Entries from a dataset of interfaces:
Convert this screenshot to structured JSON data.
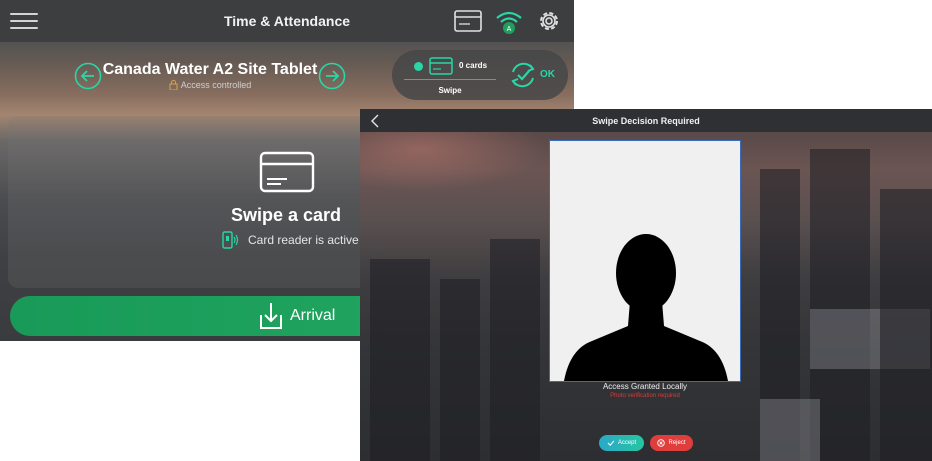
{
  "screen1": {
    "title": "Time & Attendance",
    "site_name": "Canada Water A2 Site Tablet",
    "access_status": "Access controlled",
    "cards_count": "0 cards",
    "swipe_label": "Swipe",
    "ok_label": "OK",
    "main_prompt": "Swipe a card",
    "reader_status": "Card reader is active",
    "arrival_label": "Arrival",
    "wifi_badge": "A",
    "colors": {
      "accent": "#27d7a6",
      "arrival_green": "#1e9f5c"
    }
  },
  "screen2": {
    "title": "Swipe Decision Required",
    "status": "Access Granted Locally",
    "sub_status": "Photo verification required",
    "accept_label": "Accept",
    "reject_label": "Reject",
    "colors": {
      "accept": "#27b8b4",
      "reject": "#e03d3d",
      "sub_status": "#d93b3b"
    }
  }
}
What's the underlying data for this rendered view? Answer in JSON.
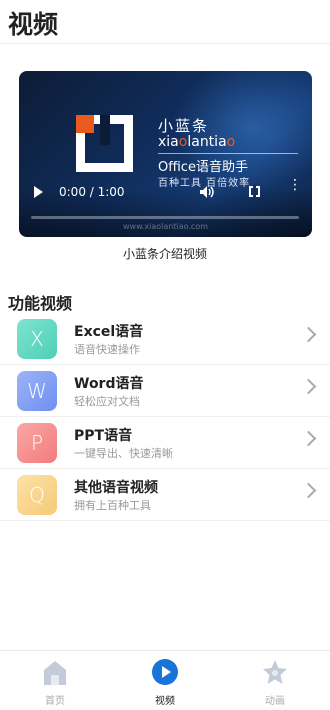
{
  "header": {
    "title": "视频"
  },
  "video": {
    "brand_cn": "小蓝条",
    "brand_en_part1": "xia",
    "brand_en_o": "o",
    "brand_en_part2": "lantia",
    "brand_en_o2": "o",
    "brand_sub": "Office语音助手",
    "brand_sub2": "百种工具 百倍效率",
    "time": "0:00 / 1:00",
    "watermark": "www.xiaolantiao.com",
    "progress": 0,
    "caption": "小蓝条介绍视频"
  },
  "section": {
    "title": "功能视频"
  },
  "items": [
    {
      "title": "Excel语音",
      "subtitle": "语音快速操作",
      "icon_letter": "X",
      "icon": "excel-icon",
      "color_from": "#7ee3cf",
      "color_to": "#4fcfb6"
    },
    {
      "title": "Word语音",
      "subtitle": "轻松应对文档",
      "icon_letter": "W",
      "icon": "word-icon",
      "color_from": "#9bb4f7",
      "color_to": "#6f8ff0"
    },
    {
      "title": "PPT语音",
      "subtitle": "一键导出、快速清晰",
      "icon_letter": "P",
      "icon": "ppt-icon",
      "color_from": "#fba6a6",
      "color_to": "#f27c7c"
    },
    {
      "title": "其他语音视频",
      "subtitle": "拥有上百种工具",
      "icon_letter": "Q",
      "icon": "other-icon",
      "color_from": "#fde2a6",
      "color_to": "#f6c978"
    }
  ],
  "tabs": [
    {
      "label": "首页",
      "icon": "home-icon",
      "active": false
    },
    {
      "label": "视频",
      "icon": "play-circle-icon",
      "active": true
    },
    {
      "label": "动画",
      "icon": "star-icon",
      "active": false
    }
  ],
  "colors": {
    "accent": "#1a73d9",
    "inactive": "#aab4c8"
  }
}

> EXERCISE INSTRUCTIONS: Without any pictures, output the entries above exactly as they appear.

> RESPONSE BOX:
Convert this screenshot to structured JSON data.
{
  "screen1": {
    "title": "Time & Attendance",
    "site_name": "Canada Water A2 Site Tablet",
    "access_status": "Access controlled",
    "cards_count": "0 cards",
    "swipe_label": "Swipe",
    "ok_label": "OK",
    "main_prompt": "Swipe a card",
    "reader_status": "Card reader is active",
    "arrival_label": "Arrival",
    "wifi_badge": "A",
    "colors": {
      "accent": "#27d7a6",
      "arrival_green": "#1e9f5c"
    }
  },
  "screen2": {
    "title": "Swipe Decision Required",
    "status": "Access Granted Locally",
    "sub_status": "Photo verification required",
    "accept_label": "Accept",
    "reject_label": "Reject",
    "colors": {
      "accept": "#27b8b4",
      "reject": "#e03d3d",
      "sub_status": "#d93b3b"
    }
  }
}
What's the underlying data for this rendered view? Answer in JSON.
{
  "header": {
    "title": "视频"
  },
  "video": {
    "brand_cn": "小蓝条",
    "brand_en_part1": "xia",
    "brand_en_o": "o",
    "brand_en_part2": "lantia",
    "brand_en_o2": "o",
    "brand_sub": "Office语音助手",
    "brand_sub2": "百种工具 百倍效率",
    "time": "0:00 / 1:00",
    "watermark": "www.xiaolantiao.com",
    "progress": 0,
    "caption": "小蓝条介绍视频"
  },
  "section": {
    "title": "功能视频"
  },
  "items": [
    {
      "title": "Excel语音",
      "subtitle": "语音快速操作",
      "icon_letter": "X",
      "icon": "excel-icon",
      "color_from": "#7ee3cf",
      "color_to": "#4fcfb6"
    },
    {
      "title": "Word语音",
      "subtitle": "轻松应对文档",
      "icon_letter": "W",
      "icon": "word-icon",
      "color_from": "#9bb4f7",
      "color_to": "#6f8ff0"
    },
    {
      "title": "PPT语音",
      "subtitle": "一键导出、快速清晰",
      "icon_letter": "P",
      "icon": "ppt-icon",
      "color_from": "#fba6a6",
      "color_to": "#f27c7c"
    },
    {
      "title": "其他语音视频",
      "subtitle": "拥有上百种工具",
      "icon_letter": "Q",
      "icon": "other-icon",
      "color_from": "#fde2a6",
      "color_to": "#f6c978"
    }
  ],
  "tabs": [
    {
      "label": "首页",
      "icon": "home-icon",
      "active": false
    },
    {
      "label": "视频",
      "icon": "play-circle-icon",
      "active": true
    },
    {
      "label": "动画",
      "icon": "star-icon",
      "active": false
    }
  ],
  "colors": {
    "accent": "#1a73d9",
    "inactive": "#aab4c8"
  }
}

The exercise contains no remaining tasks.